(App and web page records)
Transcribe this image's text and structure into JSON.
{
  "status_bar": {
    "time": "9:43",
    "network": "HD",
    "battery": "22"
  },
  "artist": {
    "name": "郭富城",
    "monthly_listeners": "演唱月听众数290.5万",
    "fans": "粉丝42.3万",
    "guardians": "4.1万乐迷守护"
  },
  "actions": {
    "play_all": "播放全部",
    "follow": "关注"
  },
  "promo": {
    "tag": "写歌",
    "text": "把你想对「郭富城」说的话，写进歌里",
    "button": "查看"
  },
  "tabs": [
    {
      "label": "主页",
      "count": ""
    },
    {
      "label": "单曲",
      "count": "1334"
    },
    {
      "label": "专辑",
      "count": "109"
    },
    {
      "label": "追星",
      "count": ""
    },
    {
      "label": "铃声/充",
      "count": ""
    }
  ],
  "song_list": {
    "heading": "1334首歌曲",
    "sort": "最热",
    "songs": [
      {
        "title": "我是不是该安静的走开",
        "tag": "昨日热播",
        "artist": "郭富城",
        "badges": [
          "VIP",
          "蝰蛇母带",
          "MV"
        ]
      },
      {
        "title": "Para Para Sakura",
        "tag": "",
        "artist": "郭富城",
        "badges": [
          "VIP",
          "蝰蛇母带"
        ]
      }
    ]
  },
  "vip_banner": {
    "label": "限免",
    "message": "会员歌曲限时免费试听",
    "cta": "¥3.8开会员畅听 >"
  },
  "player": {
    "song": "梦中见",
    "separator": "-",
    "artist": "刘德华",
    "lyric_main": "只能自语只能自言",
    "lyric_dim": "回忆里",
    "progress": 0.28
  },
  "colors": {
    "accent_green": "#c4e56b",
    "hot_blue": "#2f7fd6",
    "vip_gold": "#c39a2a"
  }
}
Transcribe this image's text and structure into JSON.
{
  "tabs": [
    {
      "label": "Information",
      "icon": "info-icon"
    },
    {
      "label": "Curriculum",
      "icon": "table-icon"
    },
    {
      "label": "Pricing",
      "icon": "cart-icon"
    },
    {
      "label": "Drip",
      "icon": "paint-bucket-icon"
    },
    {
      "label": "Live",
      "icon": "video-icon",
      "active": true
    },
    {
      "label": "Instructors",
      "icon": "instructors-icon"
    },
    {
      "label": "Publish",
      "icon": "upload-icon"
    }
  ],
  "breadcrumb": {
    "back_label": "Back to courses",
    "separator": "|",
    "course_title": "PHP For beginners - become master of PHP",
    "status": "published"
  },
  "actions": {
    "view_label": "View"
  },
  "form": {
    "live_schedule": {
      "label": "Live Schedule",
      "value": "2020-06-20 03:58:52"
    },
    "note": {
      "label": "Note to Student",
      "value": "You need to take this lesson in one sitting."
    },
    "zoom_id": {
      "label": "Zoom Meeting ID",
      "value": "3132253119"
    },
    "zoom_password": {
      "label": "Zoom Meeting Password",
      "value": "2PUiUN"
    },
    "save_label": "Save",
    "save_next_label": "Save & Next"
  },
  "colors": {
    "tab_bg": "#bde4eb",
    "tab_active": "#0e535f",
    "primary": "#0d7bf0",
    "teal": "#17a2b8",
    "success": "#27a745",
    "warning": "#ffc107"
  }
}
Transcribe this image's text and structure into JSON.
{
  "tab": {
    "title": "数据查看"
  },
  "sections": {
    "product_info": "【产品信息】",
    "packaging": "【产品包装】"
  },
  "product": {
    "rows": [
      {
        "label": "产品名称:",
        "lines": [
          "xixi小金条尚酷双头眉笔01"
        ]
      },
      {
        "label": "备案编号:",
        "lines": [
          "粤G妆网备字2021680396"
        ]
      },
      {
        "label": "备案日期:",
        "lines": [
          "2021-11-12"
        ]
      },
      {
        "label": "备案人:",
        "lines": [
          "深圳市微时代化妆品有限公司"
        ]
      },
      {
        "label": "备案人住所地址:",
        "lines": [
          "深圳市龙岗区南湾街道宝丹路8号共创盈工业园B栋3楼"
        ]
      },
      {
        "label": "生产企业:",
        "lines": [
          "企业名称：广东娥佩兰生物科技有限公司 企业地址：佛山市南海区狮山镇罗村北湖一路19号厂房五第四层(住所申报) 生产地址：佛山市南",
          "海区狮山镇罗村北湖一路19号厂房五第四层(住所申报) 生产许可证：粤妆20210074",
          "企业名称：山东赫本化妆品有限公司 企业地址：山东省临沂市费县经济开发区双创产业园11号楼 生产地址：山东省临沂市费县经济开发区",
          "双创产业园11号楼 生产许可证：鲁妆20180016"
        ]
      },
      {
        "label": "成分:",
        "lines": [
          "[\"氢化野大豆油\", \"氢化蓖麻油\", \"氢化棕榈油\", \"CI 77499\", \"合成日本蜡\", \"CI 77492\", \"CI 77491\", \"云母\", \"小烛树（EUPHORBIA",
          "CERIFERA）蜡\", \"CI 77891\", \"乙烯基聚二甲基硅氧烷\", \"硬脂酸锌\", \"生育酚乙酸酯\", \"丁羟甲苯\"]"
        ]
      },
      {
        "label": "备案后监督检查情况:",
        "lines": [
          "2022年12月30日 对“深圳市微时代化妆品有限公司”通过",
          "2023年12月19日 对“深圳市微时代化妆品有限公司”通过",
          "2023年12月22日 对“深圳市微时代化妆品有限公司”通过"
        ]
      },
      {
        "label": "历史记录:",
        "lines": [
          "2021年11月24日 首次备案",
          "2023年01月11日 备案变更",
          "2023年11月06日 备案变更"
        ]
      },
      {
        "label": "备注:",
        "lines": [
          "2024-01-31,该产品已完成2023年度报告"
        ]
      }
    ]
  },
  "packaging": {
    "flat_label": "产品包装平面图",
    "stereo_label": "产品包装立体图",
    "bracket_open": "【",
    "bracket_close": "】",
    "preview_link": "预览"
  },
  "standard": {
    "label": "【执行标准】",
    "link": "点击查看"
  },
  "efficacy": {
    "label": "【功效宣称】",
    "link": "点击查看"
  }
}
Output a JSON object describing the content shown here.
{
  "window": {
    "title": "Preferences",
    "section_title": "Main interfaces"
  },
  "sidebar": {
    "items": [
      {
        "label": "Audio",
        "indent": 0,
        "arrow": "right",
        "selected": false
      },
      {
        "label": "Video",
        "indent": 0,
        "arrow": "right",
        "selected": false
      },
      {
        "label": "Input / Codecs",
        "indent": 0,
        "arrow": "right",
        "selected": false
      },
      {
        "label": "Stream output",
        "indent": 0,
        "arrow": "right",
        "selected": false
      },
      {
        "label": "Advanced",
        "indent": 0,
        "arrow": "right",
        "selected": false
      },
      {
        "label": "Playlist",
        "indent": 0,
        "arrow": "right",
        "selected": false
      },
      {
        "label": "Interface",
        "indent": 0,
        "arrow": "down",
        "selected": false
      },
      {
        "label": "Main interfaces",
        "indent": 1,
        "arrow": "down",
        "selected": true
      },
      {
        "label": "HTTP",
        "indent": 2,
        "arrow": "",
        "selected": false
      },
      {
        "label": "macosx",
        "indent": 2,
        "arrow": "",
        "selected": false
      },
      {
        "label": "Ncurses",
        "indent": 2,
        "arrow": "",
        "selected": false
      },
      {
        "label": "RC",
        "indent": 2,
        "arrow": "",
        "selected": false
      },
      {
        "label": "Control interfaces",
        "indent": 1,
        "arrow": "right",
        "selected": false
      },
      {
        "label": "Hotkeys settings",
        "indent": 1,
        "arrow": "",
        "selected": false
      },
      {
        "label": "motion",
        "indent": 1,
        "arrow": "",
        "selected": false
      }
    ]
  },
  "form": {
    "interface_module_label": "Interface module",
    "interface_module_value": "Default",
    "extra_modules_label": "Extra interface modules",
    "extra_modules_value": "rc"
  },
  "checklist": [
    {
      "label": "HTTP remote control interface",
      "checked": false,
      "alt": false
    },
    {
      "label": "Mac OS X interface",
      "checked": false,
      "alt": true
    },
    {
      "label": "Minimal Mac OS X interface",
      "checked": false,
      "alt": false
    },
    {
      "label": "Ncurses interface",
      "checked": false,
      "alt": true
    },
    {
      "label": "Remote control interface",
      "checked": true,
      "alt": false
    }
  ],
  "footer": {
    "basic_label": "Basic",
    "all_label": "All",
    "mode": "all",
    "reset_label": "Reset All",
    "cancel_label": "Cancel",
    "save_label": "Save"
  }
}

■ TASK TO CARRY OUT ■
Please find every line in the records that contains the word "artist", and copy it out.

■ ANSWER FOR THIS EXERCISE ■
  "artist": {
        "artist": "郭富城",
        "artist": "郭富城",
    "artist": "刘德华",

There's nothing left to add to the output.